▸ Goal of the exercise: The records follow. Give them all back exactly.

▸ Given data:
________________________________________
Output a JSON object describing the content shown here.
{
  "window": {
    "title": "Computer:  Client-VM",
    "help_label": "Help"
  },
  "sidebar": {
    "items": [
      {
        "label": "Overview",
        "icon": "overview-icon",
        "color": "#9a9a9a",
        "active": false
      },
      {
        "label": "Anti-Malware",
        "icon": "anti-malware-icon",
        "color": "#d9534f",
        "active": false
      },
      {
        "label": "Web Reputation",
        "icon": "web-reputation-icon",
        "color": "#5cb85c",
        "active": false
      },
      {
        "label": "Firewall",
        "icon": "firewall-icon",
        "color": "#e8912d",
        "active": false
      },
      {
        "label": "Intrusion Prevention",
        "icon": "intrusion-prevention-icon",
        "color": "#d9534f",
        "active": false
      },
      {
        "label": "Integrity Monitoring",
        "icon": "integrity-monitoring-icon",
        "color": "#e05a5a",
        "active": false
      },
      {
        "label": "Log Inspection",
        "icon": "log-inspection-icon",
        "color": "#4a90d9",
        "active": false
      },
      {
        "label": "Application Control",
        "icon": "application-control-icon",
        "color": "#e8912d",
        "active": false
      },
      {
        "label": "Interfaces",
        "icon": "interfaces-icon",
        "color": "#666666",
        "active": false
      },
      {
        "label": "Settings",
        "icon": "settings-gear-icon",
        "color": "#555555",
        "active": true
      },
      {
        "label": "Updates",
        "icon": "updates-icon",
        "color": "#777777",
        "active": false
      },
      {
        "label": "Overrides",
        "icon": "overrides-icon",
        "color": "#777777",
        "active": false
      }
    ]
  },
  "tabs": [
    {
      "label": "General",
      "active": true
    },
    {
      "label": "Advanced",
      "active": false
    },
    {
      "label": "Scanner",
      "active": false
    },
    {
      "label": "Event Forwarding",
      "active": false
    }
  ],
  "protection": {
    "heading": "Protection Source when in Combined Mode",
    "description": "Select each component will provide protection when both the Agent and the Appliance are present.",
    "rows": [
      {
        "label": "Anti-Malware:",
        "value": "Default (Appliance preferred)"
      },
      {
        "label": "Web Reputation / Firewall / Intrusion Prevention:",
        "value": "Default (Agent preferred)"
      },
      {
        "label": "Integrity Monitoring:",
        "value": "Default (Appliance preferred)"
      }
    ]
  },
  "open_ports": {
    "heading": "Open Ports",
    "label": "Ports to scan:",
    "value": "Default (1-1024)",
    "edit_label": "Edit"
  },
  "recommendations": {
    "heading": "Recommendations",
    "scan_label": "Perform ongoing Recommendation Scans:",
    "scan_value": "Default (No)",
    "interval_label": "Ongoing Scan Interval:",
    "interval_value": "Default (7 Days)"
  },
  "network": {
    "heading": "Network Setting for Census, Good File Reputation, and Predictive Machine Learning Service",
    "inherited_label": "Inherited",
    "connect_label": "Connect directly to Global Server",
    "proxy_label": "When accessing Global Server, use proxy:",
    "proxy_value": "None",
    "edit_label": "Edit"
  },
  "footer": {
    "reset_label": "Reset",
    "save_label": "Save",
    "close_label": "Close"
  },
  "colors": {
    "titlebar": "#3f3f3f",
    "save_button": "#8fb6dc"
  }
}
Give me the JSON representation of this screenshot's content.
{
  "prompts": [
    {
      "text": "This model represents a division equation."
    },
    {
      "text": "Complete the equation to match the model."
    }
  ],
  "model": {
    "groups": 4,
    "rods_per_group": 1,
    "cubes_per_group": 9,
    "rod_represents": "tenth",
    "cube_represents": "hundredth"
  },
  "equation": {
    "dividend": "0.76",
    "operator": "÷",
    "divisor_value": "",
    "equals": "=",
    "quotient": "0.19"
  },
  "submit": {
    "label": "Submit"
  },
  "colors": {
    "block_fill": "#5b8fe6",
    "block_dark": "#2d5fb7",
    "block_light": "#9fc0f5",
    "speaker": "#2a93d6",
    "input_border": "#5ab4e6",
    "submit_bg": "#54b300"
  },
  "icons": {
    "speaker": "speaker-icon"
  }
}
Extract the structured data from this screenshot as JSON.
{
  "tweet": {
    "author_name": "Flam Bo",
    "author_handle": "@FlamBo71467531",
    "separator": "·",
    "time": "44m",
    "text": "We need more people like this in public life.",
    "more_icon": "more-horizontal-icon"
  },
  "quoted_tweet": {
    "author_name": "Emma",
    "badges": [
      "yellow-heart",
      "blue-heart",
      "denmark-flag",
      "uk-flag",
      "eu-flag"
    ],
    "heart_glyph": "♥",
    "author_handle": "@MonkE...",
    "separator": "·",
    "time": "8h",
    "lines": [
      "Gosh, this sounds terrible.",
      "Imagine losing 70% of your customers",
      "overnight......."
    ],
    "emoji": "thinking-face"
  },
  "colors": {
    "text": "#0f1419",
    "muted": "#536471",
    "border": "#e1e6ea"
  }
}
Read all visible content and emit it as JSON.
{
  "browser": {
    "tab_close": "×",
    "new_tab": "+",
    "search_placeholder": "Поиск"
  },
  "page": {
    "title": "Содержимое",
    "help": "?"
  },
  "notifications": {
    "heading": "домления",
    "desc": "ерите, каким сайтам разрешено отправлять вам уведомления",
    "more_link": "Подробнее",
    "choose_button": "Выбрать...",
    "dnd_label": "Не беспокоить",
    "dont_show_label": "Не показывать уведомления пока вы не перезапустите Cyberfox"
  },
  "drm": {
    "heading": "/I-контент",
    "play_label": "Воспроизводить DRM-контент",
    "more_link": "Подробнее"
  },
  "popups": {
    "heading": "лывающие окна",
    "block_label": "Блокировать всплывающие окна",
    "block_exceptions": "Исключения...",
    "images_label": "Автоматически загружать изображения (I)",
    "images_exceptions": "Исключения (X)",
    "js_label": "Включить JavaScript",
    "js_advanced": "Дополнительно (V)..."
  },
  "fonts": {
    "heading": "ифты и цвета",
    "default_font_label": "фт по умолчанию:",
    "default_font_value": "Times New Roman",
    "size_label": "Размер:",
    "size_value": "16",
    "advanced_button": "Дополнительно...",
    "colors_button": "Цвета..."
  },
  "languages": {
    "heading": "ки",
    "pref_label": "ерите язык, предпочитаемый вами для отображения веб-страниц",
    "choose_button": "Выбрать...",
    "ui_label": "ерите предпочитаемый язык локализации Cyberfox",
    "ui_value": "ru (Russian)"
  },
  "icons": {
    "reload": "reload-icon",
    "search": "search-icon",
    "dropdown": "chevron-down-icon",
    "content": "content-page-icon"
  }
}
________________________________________
▸ Output:
Output a JSON object describing the content shown here.
{
  "window": {
    "title": "Computer:  Client-VM",
    "help_label": "Help"
  },
  "sidebar": {
    "items": [
      {
        "label": "Overview",
        "icon": "overview-icon",
        "color": "#9a9a9a",
        "active": false
      },
      {
        "label": "Anti-Malware",
        "icon": "anti-malware-icon",
        "color": "#d9534f",
        "active": false
      },
      {
        "label": "Web Reputation",
        "icon": "web-reputation-icon",
        "color": "#5cb85c",
        "active": false
      },
      {
        "label": "Firewall",
        "icon": "firewall-icon",
        "color": "#e8912d",
        "active": false
      },
      {
        "label": "Intrusion Prevention",
        "icon": "intrusion-prevention-icon",
        "color": "#d9534f",
        "active": false
      },
      {
        "label": "Integrity Monitoring",
        "icon": "integrity-monitoring-icon",
        "color": "#e05a5a",
        "active": false
      },
      {
        "label": "Log Inspection",
        "icon": "log-inspection-icon",
        "color": "#4a90d9",
        "active": false
      },
      {
        "label": "Application Control",
        "icon": "application-control-icon",
        "color": "#e8912d",
        "active": false
      },
      {
        "label": "Interfaces",
        "icon": "interfaces-icon",
        "color": "#666666",
        "active": false
      },
      {
        "label": "Settings",
        "icon": "settings-gear-icon",
        "color": "#555555",
        "active": true
      },
      {
        "label": "Updates",
        "icon": "updates-icon",
        "color": "#777777",
        "active": false
      },
      {
        "label": "Overrides",
        "icon": "overrides-icon",
        "color": "#777777",
        "active": false
      }
    ]
  },
  "tabs": [
    {
      "label": "General",
      "active": true
    },
    {
      "label": "Advanced",
      "active": false
    },
    {
      "label": "Scanner",
      "active": false
    },
    {
      "label": "Event Forwarding",
      "active": false
    }
  ],
  "protection": {
    "heading": "Protection Source when in Combined Mode",
    "description": "Select each component will provide protection when both the Agent and the Appliance are present.",
    "rows": [
      {
        "label": "Anti-Malware:",
        "value": "Default (Appliance preferred)"
      },
      {
        "label": "Web Reputation / Firewall / Intrusion Prevention:",
        "value": "Default (Agent preferred)"
      },
      {
        "label": "Integrity Monitoring:",
        "value": "Default (Appliance preferred)"
      }
    ]
  },
  "open_ports": {
    "heading": "Open Ports",
    "label": "Ports to scan:",
    "value": "Default (1-1024)",
    "edit_label": "Edit"
  },
  "recommendations": {
    "heading": "Recommendations",
    "scan_label": "Perform ongoing Recommendation Scans:",
    "scan_value": "Default (No)",
    "interval_label": "Ongoing Scan Interval:",
    "interval_value": "Default (7 Days)"
  },
  "network": {
    "heading": "Network Setting for Census, Good File Reputation, and Predictive Machine Learning Service",
    "inherited_label": "Inherited",
    "connect_label": "Connect directly to Global Server",
    "proxy_label": "When accessing Global Server, use proxy:",
    "proxy_value": "None",
    "edit_label": "Edit"
  },
  "footer": {
    "reset_label": "Reset",
    "save_label": "Save",
    "close_label": "Close"
  },
  "colors": {
    "titlebar": "#3f3f3f",
    "save_button": "#8fb6dc"
  }
}
Give me the JSON representation of this screenshot's content.
{
  "prompts": [
    {
      "text": "This model represents a division equation."
    },
    {
      "text": "Complete the equation to match the model."
    }
  ],
  "model": {
    "groups": 4,
    "rods_per_group": 1,
    "cubes_per_group": 9,
    "rod_represents": "tenth",
    "cube_represents": "hundredth"
  },
  "equation": {
    "dividend": "0.76",
    "operator": "÷",
    "divisor_value": "",
    "equals": "=",
    "quotient": "0.19"
  },
  "submit": {
    "label": "Submit"
  },
  "colors": {
    "block_fill": "#5b8fe6",
    "block_dark": "#2d5fb7",
    "block_light": "#9fc0f5",
    "speaker": "#2a93d6",
    "input_border": "#5ab4e6",
    "submit_bg": "#54b300"
  },
  "icons": {
    "speaker": "speaker-icon"
  }
}
Extract the structured data from this screenshot as JSON.
{
  "tweet": {
    "author_name": "Flam Bo",
    "author_handle": "@FlamBo71467531",
    "separator": "·",
    "time": "44m",
    "text": "We need more people like this in public life.",
    "more_icon": "more-horizontal-icon"
  },
  "quoted_tweet": {
    "author_name": "Emma",
    "badges": [
      "yellow-heart",
      "blue-heart",
      "denmark-flag",
      "uk-flag",
      "eu-flag"
    ],
    "heart_glyph": "♥",
    "author_handle": "@MonkE...",
    "separator": "·",
    "time": "8h",
    "lines": [
      "Gosh, this sounds terrible.",
      "Imagine losing 70% of your customers",
      "overnight......."
    ],
    "emoji": "thinking-face"
  },
  "colors": {
    "text": "#0f1419",
    "muted": "#536471",
    "border": "#e1e6ea"
  }
}
Read all visible content and emit it as JSON.
{
  "browser": {
    "tab_close": "×",
    "new_tab": "+",
    "search_placeholder": "Поиск"
  },
  "page": {
    "title": "Содержимое",
    "help": "?"
  },
  "notifications": {
    "heading": "домления",
    "desc": "ерите, каким сайтам разрешено отправлять вам уведомления",
    "more_link": "Подробнее",
    "choose_button": "Выбрать...",
    "dnd_label": "Не беспокоить",
    "dont_show_label": "Не показывать уведомления пока вы не перезапустите Cyberfox"
  },
  "drm": {
    "heading": "/I-контент",
    "play_label": "Воспроизводить DRM-контент",
    "more_link": "Подробнее"
  },
  "popups": {
    "heading": "лывающие окна",
    "block_label": "Блокировать всплывающие окна",
    "block_exceptions": "Исключения...",
    "images_label": "Автоматически загружать изображения (I)",
    "images_exceptions": "Исключения (X)",
    "js_label": "Включить JavaScript",
    "js_advanced": "Дополнительно (V)..."
  },
  "fonts": {
    "heading": "ифты и цвета",
    "default_font_label": "фт по умолчанию:",
    "default_font_value": "Times New Roman",
    "size_label": "Размер:",
    "size_value": "16",
    "advanced_button": "Дополнительно...",
    "colors_button": "Цвета..."
  },
  "languages": {
    "heading": "ки",
    "pref_label": "ерите язык, предпочитаемый вами для отображения веб-страниц",
    "choose_button": "Выбрать...",
    "ui_label": "ерите предпочитаемый язык локализации Cyberfox",
    "ui_value": "ru (Russian)"
  },
  "icons": {
    "reload": "reload-icon",
    "search": "search-icon",
    "dropdown": "chevron-down-icon",
    "content": "content-page-icon"
  }
}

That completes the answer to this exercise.